What to do>
Find the number of lines containing the string "Search" in the data. Answer with the number by itself.

>>>>

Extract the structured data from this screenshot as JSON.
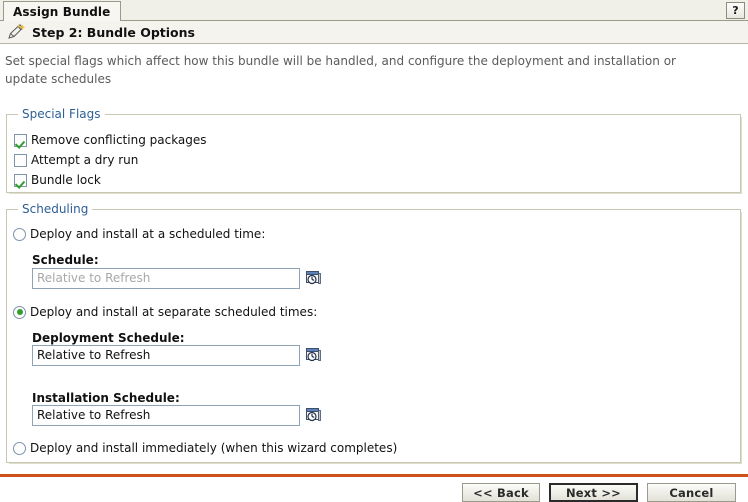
{
  "window": {
    "tab_label": "Assign Bundle",
    "help_label": "?",
    "help_icon": "question-mark-icon"
  },
  "step_header": {
    "icon": "magic-wand-icon",
    "title": "Step 2: Bundle Options"
  },
  "description": "Set special flags which affect how this bundle will be handled, and configure the deployment and installation or update schedules",
  "special_flags": {
    "legend": "Special Flags",
    "items": [
      {
        "label": "Remove conflicting packages",
        "checked": true
      },
      {
        "label": "Attempt a dry run",
        "checked": false
      },
      {
        "label": "Bundle lock",
        "checked": true
      }
    ]
  },
  "scheduling": {
    "legend": "Scheduling",
    "option_scheduled_time": {
      "label": "Deploy and install at a scheduled time:",
      "selected": false,
      "schedule": {
        "label": "Schedule:",
        "value": "Relative to Refresh",
        "disabled": true,
        "picker_icon": "calendar-clock-icon"
      }
    },
    "option_separate_times": {
      "label": "Deploy and install at separate scheduled times:",
      "selected": true,
      "deployment_schedule": {
        "label": "Deployment Schedule:",
        "value": "Relative to Refresh",
        "disabled": false,
        "picker_icon": "calendar-clock-icon"
      },
      "installation_schedule": {
        "label": "Installation Schedule:",
        "value": "Relative to Refresh",
        "disabled": false,
        "picker_icon": "calendar-clock-icon"
      }
    },
    "option_immediately": {
      "label": "Deploy and install immediately (when this wizard completes)",
      "selected": false
    }
  },
  "buttons": {
    "back": "<< Back",
    "next": "Next >>",
    "cancel": "Cancel"
  },
  "colors": {
    "accent_line": "#d0501a",
    "legend_text": "#2c5f96",
    "check_green": "#2f9e2f",
    "group_border": "#c9c8b4"
  }
}
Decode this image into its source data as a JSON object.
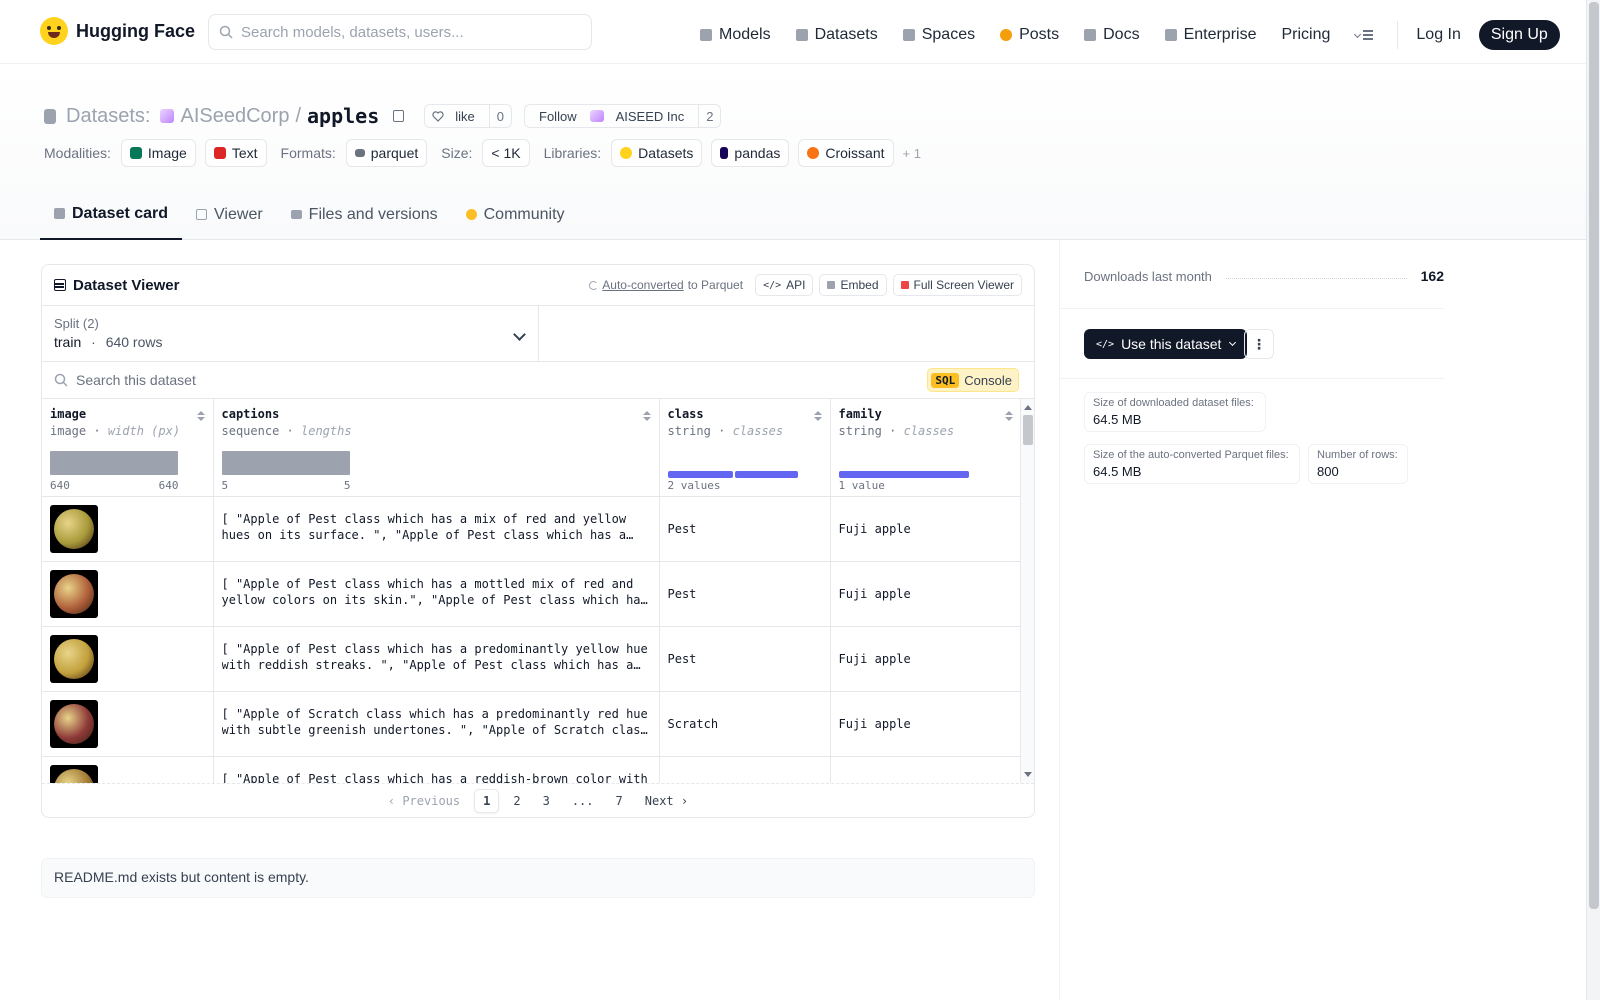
{
  "brand": {
    "name": "Hugging Face"
  },
  "nav": {
    "search_placeholder": "Search models, datasets, users...",
    "links": [
      "Models",
      "Datasets",
      "Spaces",
      "Posts",
      "Docs",
      "Enterprise",
      "Pricing"
    ],
    "login": "Log In",
    "signup": "Sign Up"
  },
  "dataset": {
    "crumb": "Datasets:",
    "owner": "AISeedCorp",
    "slash": "/",
    "name": "apples",
    "like_label": "like",
    "like_count": "0",
    "follow_label": "Follow",
    "follow_org": "AISEED Inc",
    "follow_count": "2"
  },
  "tags": {
    "modalities_label": "Modalities:",
    "modalities": [
      "Image",
      "Text"
    ],
    "formats_label": "Formats:",
    "formats": [
      "parquet"
    ],
    "size_label": "Size:",
    "size": "< 1K",
    "libraries_label": "Libraries:",
    "libraries": [
      "Datasets",
      "pandas",
      "Croissant"
    ],
    "more": "+ 1"
  },
  "tabs": [
    "Dataset card",
    "Viewer",
    "Files and versions",
    "Community"
  ],
  "viewer": {
    "title": "Dataset Viewer",
    "auto_converted": "Auto-converted",
    "to_parquet": "to Parquet",
    "api": "API",
    "embed": "Embed",
    "fullscreen": "Full Screen Viewer",
    "split_label": "Split (2)",
    "split_name": "train",
    "split_sep": "·",
    "split_rows": "640 rows",
    "search_placeholder": "Search this dataset",
    "sql": "SQL",
    "console": "Console",
    "columns": [
      {
        "name": "image",
        "type": "image",
        "sub": "width (px)",
        "min": "640",
        "max": "640"
      },
      {
        "name": "captions",
        "type": "sequence",
        "sub": "lengths",
        "min": "5",
        "max": "5"
      },
      {
        "name": "class",
        "type": "string",
        "sub": "classes",
        "note": "2 values"
      },
      {
        "name": "family",
        "type": "string",
        "sub": "classes",
        "note": "1 value"
      }
    ],
    "type_sep": "·",
    "rows": [
      {
        "caption": "[ \"Apple of Pest class which has a mix of red and yellow hues on its surface. \", \"Apple of Pest class which has a smooth and glossy skin.\" ]",
        "class": "Pest",
        "family": "Fuji apple",
        "color": "#a89a3a"
      },
      {
        "caption": "[ \"Apple of Pest class which has a mottled mix of red and yellow colors on its skin.\", \"Apple of Pest class which has a round shape.\" ]",
        "class": "Pest",
        "family": "Fuji apple",
        "color": "#b0603a"
      },
      {
        "caption": "[ \"Apple of Pest class which has a predominantly yellow hue with reddish streaks. \", \"Apple of Pest class which has a blemish.\" ]",
        "class": "Pest",
        "family": "Fuji apple",
        "color": "#c2a13c"
      },
      {
        "caption": "[ \"Apple of Scratch class which has a predominantly red hue with subtle greenish undertones. \", \"Apple of Scratch class which has marks.\" ]",
        "class": "Scratch",
        "family": "Fuji apple",
        "color": "#8e3a38"
      },
      {
        "caption": "[ \"Apple of Pest class which has a reddish-brown color with yellow patches.\" ]",
        "class": "",
        "family": "",
        "color": "#a27a34"
      }
    ],
    "pager": {
      "prev": "Previous",
      "pages": [
        "1",
        "2",
        "3",
        "...",
        "7"
      ],
      "next": "Next"
    }
  },
  "readme": "README.md exists but content is empty.",
  "sidebar": {
    "downloads_label": "Downloads last month",
    "downloads_value": "162",
    "use_dataset": "Use this dataset",
    "kebab": "⋮",
    "size_downloaded_label": "Size of downloaded dataset files:",
    "size_downloaded_value": "64.5 MB",
    "size_parquet_label": "Size of the auto-converted Parquet files:",
    "size_parquet_value": "64.5 MB",
    "num_rows_label": "Number of rows:",
    "num_rows_value": "800"
  },
  "colors": {
    "accent": "#6366f1",
    "dark": "#111827",
    "brand": "#ffd21e",
    "sql": "#fbbf24"
  }
}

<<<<

Task answer>
2